● **Problem to work on**: Return all of the data exactly, with nothing left out but the pictures.
──────────────────────────────
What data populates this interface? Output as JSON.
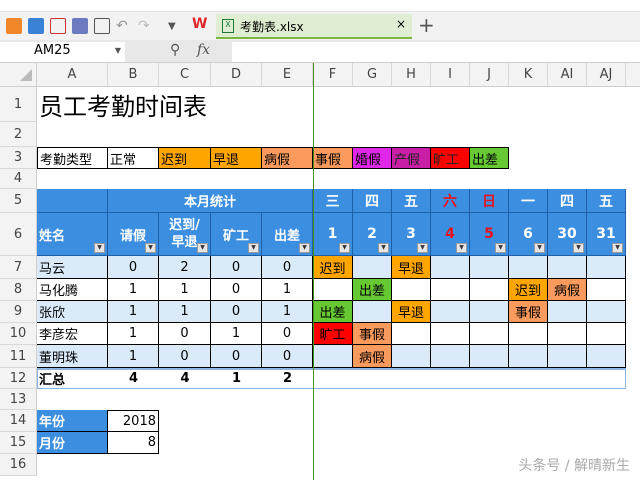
{
  "toolbar": {
    "icons": [
      "open-icon",
      "save-icon",
      "export-pdf-icon",
      "print-icon",
      "print-preview-icon",
      "undo-icon",
      "redo-icon",
      "more-dropdown-icon"
    ],
    "wps_logo": "W",
    "tab_title": "考勤表.xlsx",
    "close": "×",
    "new_tab": "+"
  },
  "formula_bar": {
    "name_box": "AM25",
    "zoom_icon": "⚲",
    "fx": "fx",
    "value": ""
  },
  "columns": [
    "A",
    "B",
    "C",
    "D",
    "E",
    "F",
    "G",
    "H",
    "I",
    "J",
    "K",
    "AI",
    "AJ"
  ],
  "row_numbers": [
    "1",
    "2",
    "3",
    "4",
    "5",
    "6",
    "7",
    "8",
    "9",
    "10",
    "11",
    "12",
    "13",
    "14",
    "15",
    "16"
  ],
  "title": "员工考勤时间表",
  "legend": {
    "label": "考勤类型",
    "types": [
      {
        "name": "正常",
        "color": "#ffffff"
      },
      {
        "name": "迟到",
        "color": "#ffa500"
      },
      {
        "name": "早退",
        "color": "#ffa500"
      },
      {
        "name": "病假",
        "color": "#fa9a5c"
      },
      {
        "name": "事假",
        "color": "#fa9a5c"
      },
      {
        "name": "婚假",
        "color": "#e028e8"
      },
      {
        "name": "产假",
        "color": "#c81fa6"
      },
      {
        "name": "旷工",
        "color": "#ff0000"
      },
      {
        "name": "出差",
        "color": "#66c832"
      }
    ]
  },
  "stats_header": "本月统计",
  "headers": {
    "name": "姓名",
    "leave": "请假",
    "late": "迟到/早退",
    "absent": "矿工",
    "trip": "出差"
  },
  "days": [
    {
      "col": "F",
      "weekday": "三",
      "day": "1",
      "weekend": false
    },
    {
      "col": "G",
      "weekday": "四",
      "day": "2",
      "weekend": false
    },
    {
      "col": "H",
      "weekday": "五",
      "day": "3",
      "weekend": false
    },
    {
      "col": "I",
      "weekday": "六",
      "day": "4",
      "weekend": true
    },
    {
      "col": "J",
      "weekday": "日",
      "day": "5",
      "weekend": true
    },
    {
      "col": "K",
      "weekday": "一",
      "day": "6",
      "weekend": false
    },
    {
      "col": "AI",
      "weekday": "四",
      "day": "30",
      "weekend": false
    },
    {
      "col": "AJ",
      "weekday": "五",
      "day": "31",
      "weekend": false
    }
  ],
  "employees": [
    {
      "name": "马云",
      "stats": [
        "0",
        "2",
        "0",
        "0"
      ],
      "marks": {
        "F": "迟到",
        "H": "早退"
      }
    },
    {
      "name": "马化腾",
      "stats": [
        "1",
        "1",
        "0",
        "1"
      ],
      "marks": {
        "G": "出差",
        "K": "迟到",
        "AI": "病假"
      }
    },
    {
      "name": "张欣",
      "stats": [
        "1",
        "1",
        "0",
        "1"
      ],
      "marks": {
        "F": "出差",
        "H": "早退",
        "K": "事假"
      }
    },
    {
      "name": "李彦宏",
      "stats": [
        "1",
        "0",
        "1",
        "0"
      ],
      "marks": {
        "F": "旷工",
        "G": "事假"
      }
    },
    {
      "name": "董明珠",
      "stats": [
        "1",
        "0",
        "0",
        "0"
      ],
      "marks": {
        "G": "病假"
      }
    }
  ],
  "summary": {
    "label": "汇总",
    "values": [
      "4",
      "4",
      "1",
      "2"
    ]
  },
  "year": {
    "label": "年份",
    "value": "2018"
  },
  "month": {
    "label": "月份",
    "value": "8"
  },
  "watermark": "头条号 / 解晴新生",
  "colors": {
    "header_blue": "#3b8ee0",
    "row_alt": "#dbeaf8",
    "weekend_red": "#e8101a"
  }
}
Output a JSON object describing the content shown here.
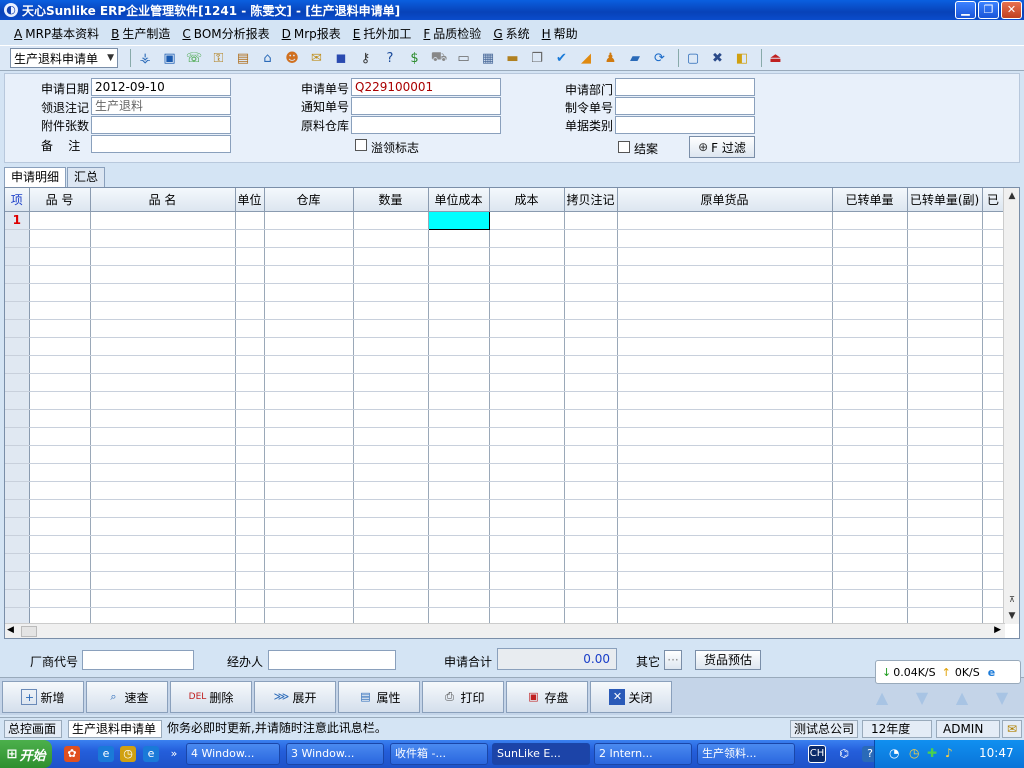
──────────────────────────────
● **Exercise result**:
What data populates this interface? Output as JSON.
{
  "toolbar": {
    "icons": [
      "open-icon",
      "save-icon",
      "export-pdf-icon",
      "print-icon",
      "print-preview-icon",
      "undo-icon",
      "redo-icon",
      "more-dropdown-icon"
    ],
    "wps_logo": "W",
    "tab_title": "考勤表.xlsx",
    "close": "×",
    "new_tab": "+"
  },
  "formula_bar": {
    "name_box": "AM25",
    "zoom_icon": "⚲",
    "fx": "fx",
    "value": ""
  },
  "columns": [
    "A",
    "B",
    "C",
    "D",
    "E",
    "F",
    "G",
    "H",
    "I",
    "J",
    "K",
    "AI",
    "AJ"
  ],
  "row_numbers": [
    "1",
    "2",
    "3",
    "4",
    "5",
    "6",
    "7",
    "8",
    "9",
    "10",
    "11",
    "12",
    "13",
    "14",
    "15",
    "16"
  ],
  "title": "员工考勤时间表",
  "legend": {
    "label": "考勤类型",
    "types": [
      {
        "name": "正常",
        "color": "#ffffff"
      },
      {
        "name": "迟到",
        "color": "#ffa500"
      },
      {
        "name": "早退",
        "color": "#ffa500"
      },
      {
        "name": "病假",
        "color": "#fa9a5c"
      },
      {
        "name": "事假",
        "color": "#fa9a5c"
      },
      {
        "name": "婚假",
        "color": "#e028e8"
      },
      {
        "name": "产假",
        "color": "#c81fa6"
      },
      {
        "name": "旷工",
        "color": "#ff0000"
      },
      {
        "name": "出差",
        "color": "#66c832"
      }
    ]
  },
  "stats_header": "本月统计",
  "headers": {
    "name": "姓名",
    "leave": "请假",
    "late": "迟到/早退",
    "absent": "矿工",
    "trip": "出差"
  },
  "days": [
    {
      "col": "F",
      "weekday": "三",
      "day": "1",
      "weekend": false
    },
    {
      "col": "G",
      "weekday": "四",
      "day": "2",
      "weekend": false
    },
    {
      "col": "H",
      "weekday": "五",
      "day": "3",
      "weekend": false
    },
    {
      "col": "I",
      "weekday": "六",
      "day": "4",
      "weekend": true
    },
    {
      "col": "J",
      "weekday": "日",
      "day": "5",
      "weekend": true
    },
    {
      "col": "K",
      "weekday": "一",
      "day": "6",
      "weekend": false
    },
    {
      "col": "AI",
      "weekday": "四",
      "day": "30",
      "weekend": false
    },
    {
      "col": "AJ",
      "weekday": "五",
      "day": "31",
      "weekend": false
    }
  ],
  "employees": [
    {
      "name": "马云",
      "stats": [
        "0",
        "2",
        "0",
        "0"
      ],
      "marks": {
        "F": "迟到",
        "H": "早退"
      }
    },
    {
      "name": "马化腾",
      "stats": [
        "1",
        "1",
        "0",
        "1"
      ],
      "marks": {
        "G": "出差",
        "K": "迟到",
        "AI": "病假"
      }
    },
    {
      "name": "张欣",
      "stats": [
        "1",
        "1",
        "0",
        "1"
      ],
      "marks": {
        "F": "出差",
        "H": "早退",
        "K": "事假"
      }
    },
    {
      "name": "李彦宏",
      "stats": [
        "1",
        "0",
        "1",
        "0"
      ],
      "marks": {
        "F": "旷工",
        "G": "事假"
      }
    },
    {
      "name": "董明珠",
      "stats": [
        "1",
        "0",
        "0",
        "0"
      ],
      "marks": {
        "G": "病假"
      }
    }
  ],
  "summary": {
    "label": "汇总",
    "values": [
      "4",
      "4",
      "1",
      "2"
    ]
  },
  "year": {
    "label": "年份",
    "value": "2018"
  },
  "month": {
    "label": "月份",
    "value": "8"
  },
  "watermark": "头条号 / 解晴新生",
  "colors": {
    "header_blue": "#3b8ee0",
    "row_alt": "#dbeaf8",
    "weekend_red": "#e8101a"
  }
}
Output a JSON object describing the content shown here.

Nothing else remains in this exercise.